Italian Parliament passes landmark law against cyberbullying

Background information/Scenario

On June 3rd, Law No. 71 of 29 May 2017, containing provisions preventing and combating cyberbullying (“Disposizioni a tutela dei minori per la prevenzione ed il contrasto del fenomeno del cyberbullismo”, hereinafter the “Law”) was published on the Italian Official Gazette No. 127. The Law has come into force on 18 June 2017.

Main issue

The long-awaited Law was voted unanimously by the Italian Chamber of Deputies, as a response to the numerous cases of suicide of cyberbullying victims which occurred in Italy as a result of cyberbullying.

Section 1(2) of the Law defines “cyberbullying” as any form of pressure, aggression, harassment, defamation, identity theft, manipulation, illicit data processing of personal data (..) harming the minor. The section also condemns the diffusion of online material regarding one or more members of the minor’s family with the intention of harming the minor or a group of them.

According the Section 1(3) of the Law the so-called “Website Manager” (the entity which manages the content of a website/social media in which cyberbullying activities may take place) is the main subjects of the obligation to combat cyberbullying.

On the other hand, the so-called “Information Society Service Providers” (i.e., mere conduit, caching and hosting providers as defined in in Sections 14, 15 and 16 of Legislative Decree No. 70 of 9 April  2003 which is the implementation of Directive 2000/31/EC on certain legal aspects of information society services in the Internal Market) seem exempted from the obligations contained in the Law.

As a result, Section 2(1) of the Law grants to the victim of cyberbullying and to his/her parents the right to request indistinctively the data controller (i.e., the natural or legal person, public authority, agency or other body which, alone or jointly with others, has determined the purposes and means of the processing of the victim’s personal data) or the Website Manager (in which cyberbullying activities have occurred) to remove or block abusive content within 48 hours from the receipt of the request. Once the 48 hours without any intervention from the responsible entity have expired or in case of data controller or the Website Manager are not identifiable, the interested individual can lodge a complaint with the Italian Data Protection Authority (“Garante”). Within 48 hours from the receipt of the request, the Garante will take action according to the provisions of Sections 143 and 144 of Italian Personal Data Protection Code. Pursuant to these provisions, the Garante:
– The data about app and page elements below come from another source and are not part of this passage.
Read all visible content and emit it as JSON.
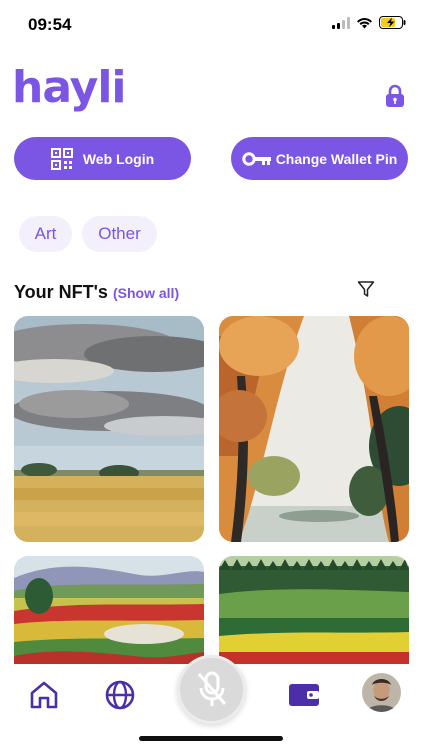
{
  "status_bar": {
    "time": "09:54"
  },
  "header": {
    "logo_text": "hayli",
    "lock_icon": "lock-icon"
  },
  "actions": {
    "web_login_label": "Web Login",
    "change_pin_label": "Change Wallet Pin"
  },
  "categories": [
    {
      "label": "Art"
    },
    {
      "label": "Other"
    }
  ],
  "nfts_section": {
    "title": "Your NFT's",
    "show_all_label": "(Show all)"
  },
  "nft_cards": [
    {
      "name": "nft-card-cloudy-field"
    },
    {
      "name": "nft-card-autumn-trees"
    },
    {
      "name": "nft-card-colorful-hills"
    },
    {
      "name": "nft-card-green-fields"
    }
  ],
  "tab_bar": {
    "items": [
      "home-icon",
      "globe-icon",
      "mic-off-icon",
      "wallet-icon",
      "avatar"
    ]
  },
  "colors": {
    "accent": "#7b55e4",
    "chip_bg": "#f3f0fb",
    "mic_bg": "#dadada"
  }
}
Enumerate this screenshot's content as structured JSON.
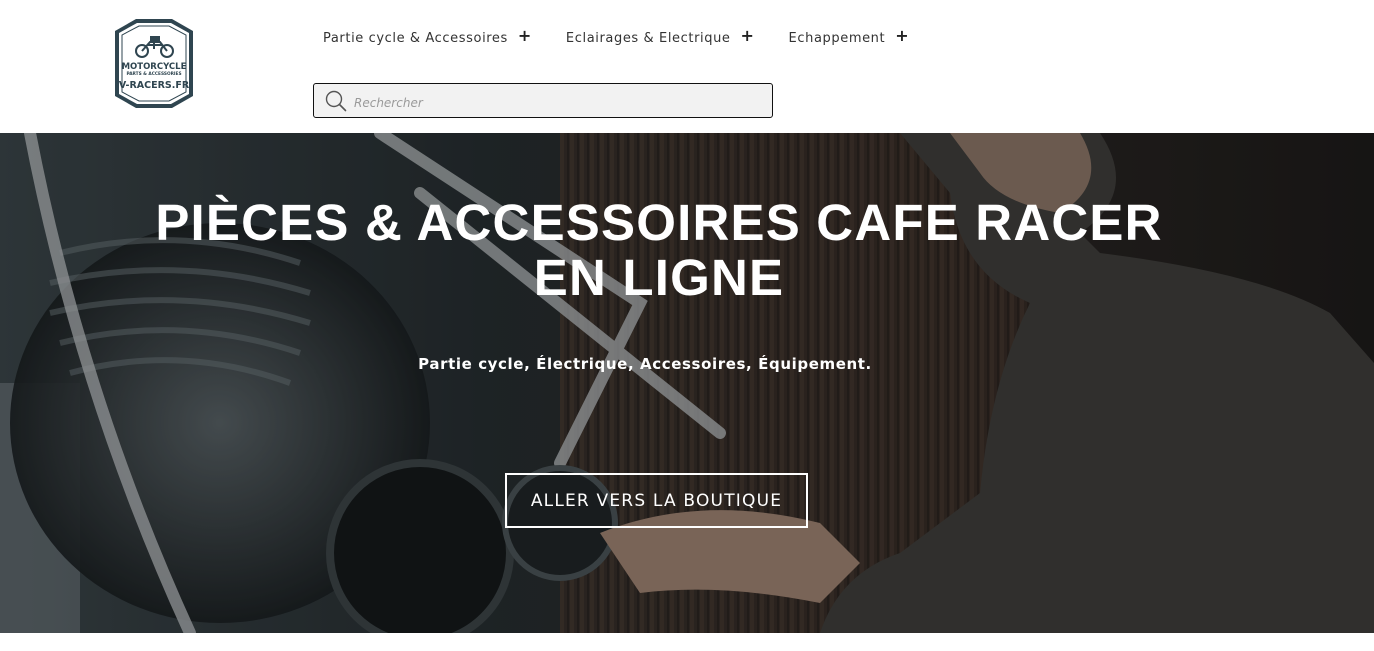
{
  "brand": {
    "logo_line1": "MOTORCYCLE",
    "logo_line2": "PARTS & ACCESSORIES",
    "logo_line3": "V-RACERS.FR",
    "logo_color": "#2f4550"
  },
  "nav": {
    "items": [
      {
        "label": "Partie cycle & Accessoires",
        "icon": "plus-icon"
      },
      {
        "label": "Eclairages & Electrique",
        "icon": "plus-icon"
      },
      {
        "label": "Echappement",
        "icon": "plus-icon"
      }
    ],
    "expand_symbol": "+"
  },
  "search": {
    "placeholder": "Rechercher",
    "value": "",
    "icon": "search-icon"
  },
  "hero": {
    "title_line1": "PIÈCES & ACCESSOIRES CAFE RACER",
    "title_line2": "EN LIGNE",
    "subtitle": "Partie cycle, Électrique, Accessoires, Équipement.",
    "cta_label": "ALLER VERS LA BOUTIQUE",
    "overlay_color": "#1e2426"
  }
}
  • may call upon the data controller or the Website Manager to autonomously block the processing before ordering that the measures referred to in letter b) are taken, or before prohibiting or blocking the processing as per letter c);
  • shall order the data controller to take such measures as are necessary or appropriate to bring the processing into line with the provisions in force;
  • shall block or prohibit the processing, in whole or in part, if the latter is found to be unlawful or unfair partly because of the failure to take the necessary measures as per letter b), or otherwise if there is an actual risk that it may be considerably prejudicial to one or more of the data subjects;
  • may prohibit, in whole or in part, processing of data concerning individual entities or categories if it is in conflict with substantial public interests.

 

Practical actions

The Law will likely give raise to an ever-increasing number of reports for violations involving cyberbullying. The Garante will play a central role in keeping track of harmful online content falling within the definition of cyberbullying.

Whilst the Law seems excluding the Information Society Services Providers from its scope, this might not be the case especially when it comes to companies providing hosting services: according to the EU case law on Article 14 of the Directive 2000/31/EC,  such companies are  considered hosting providers to the same extent of Website Managers, thus be subject to a “notice and take down” as Website Managers in case they become aware of any illegal activity or information.

A code for the prevention and contrast of cyberbullying will be provided in near future to help stakeholders to comply with the Law.